What is a 'similar establishment' to a hotel, inn, or boarding house?: meaning of 'similar establishment', disregarding the extended meaning given by Note (9)
A large number of tribunals have considered the meaning of the phrase ‘similar establishment’ within item 1(d). It is clear from those decisions that whether or not an establishment is ‘similar’ to a hotel, inn or boarding house is principally a question of fact and impression. This means that it is possible that different tribunals might reach different decisions on the same facts, particularly in borderline cases.
Tribunals have applied two main approaches in deciding whether accommodation is being provided in a ‘similar establishment’.
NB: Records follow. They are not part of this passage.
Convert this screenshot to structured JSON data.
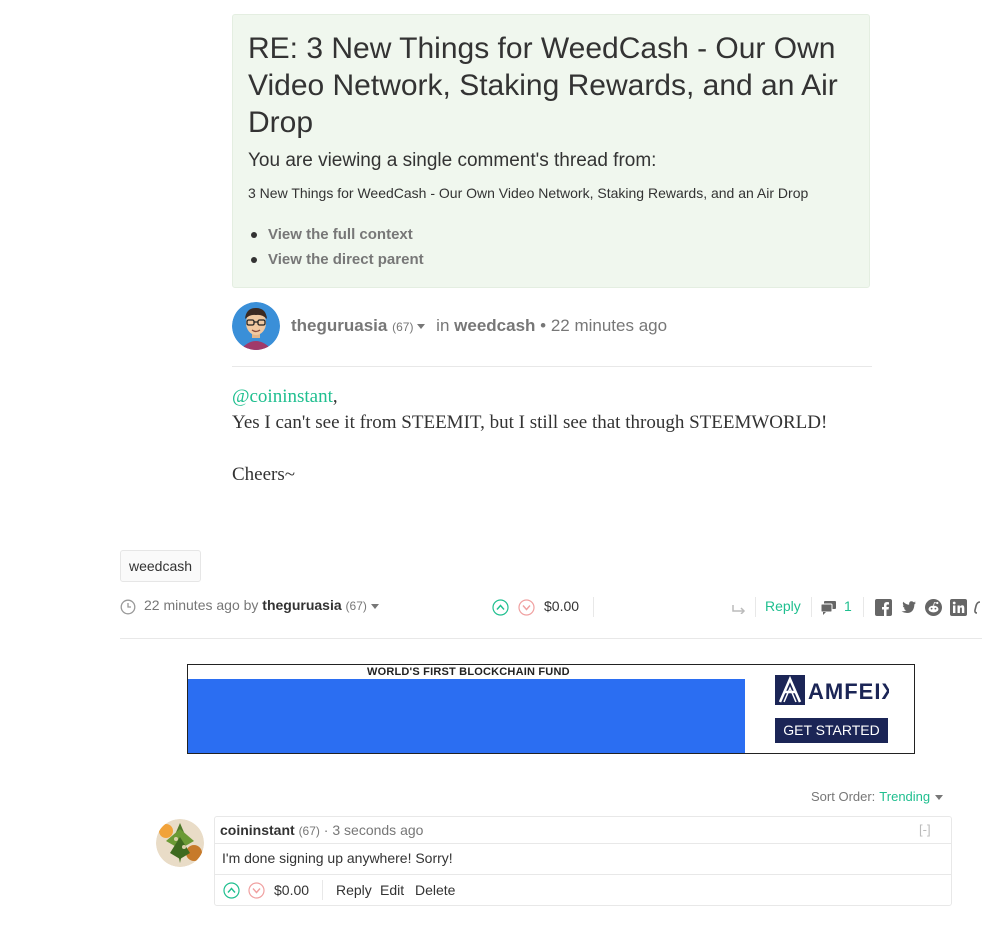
{
  "thread": {
    "title": "RE: 3 New Things for WeedCash - Our Own Video Network, Staking Rewards, and an Air Drop",
    "subtitle": "You are viewing a single comment's thread from:",
    "parent_post": "3 New Things for WeedCash - Our Own Video Network, Staking Rewards, and an Air Drop",
    "links": [
      "View the full context",
      "View the direct parent"
    ]
  },
  "comment": {
    "author": "theguruasia",
    "reputation": "(67)",
    "in_label": "in",
    "community": "weedcash",
    "time": "22 minutes ago",
    "mention": "@coininstant",
    "mention_suffix": ",",
    "line1": "Yes I can't see it from STEEMIT, but I still see that through STEEMWORLD!",
    "line2": "Cheers~"
  },
  "tag": "weedcash",
  "footer": {
    "time_by": "22 minutes ago by",
    "author": "theguruasia",
    "reputation": "(67)",
    "payout": "$0.00",
    "reply_label": "Reply",
    "comment_count": "1"
  },
  "ad": {
    "headline": "WORLD'S FIRST BLOCKCHAIN FUND",
    "brand": "AMFEIX",
    "cta": "GET STARTED",
    "colors": {
      "banner": "#2b6ef2",
      "cta_bg": "#1b2556"
    }
  },
  "sort": {
    "label": "Sort Order:",
    "value": "Trending"
  },
  "reply": {
    "author": "coininstant",
    "reputation": "(67)",
    "dot": "·",
    "time": "3 seconds ago",
    "collapse": "[-]",
    "text": "I'm done signing up anywhere! Sorry!",
    "payout": "$0.00",
    "actions": [
      "Reply",
      "Edit",
      "Delete"
    ]
  },
  "theme": {
    "accent": "#1fbf8f",
    "thread_bg": "#f0f7ee",
    "muted": "#777777"
  },
  "icons": [
    "clock-icon",
    "upvote-icon",
    "downvote-icon",
    "resteem-icon",
    "comments-icon",
    "facebook-icon",
    "twitter-icon",
    "reddit-icon",
    "linkedin-icon",
    "link-icon",
    "avatar",
    "caret-down-icon"
  ]
}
(i) They have looked at the ‘underlying purpose’ of the establishment and what it seeks to provide to its users. Some helpful indicators can be identified from those decisions.
(ii) They have compared the characteristics and functions of the establishment with those typically provided by hotels, inns and boarding houses. This method requires the various similarities and dissimilarities to be weighed up and a decision made as to whether on balance treatment as a similar establishment is appropriate.
These approaches are explained more fully 11340.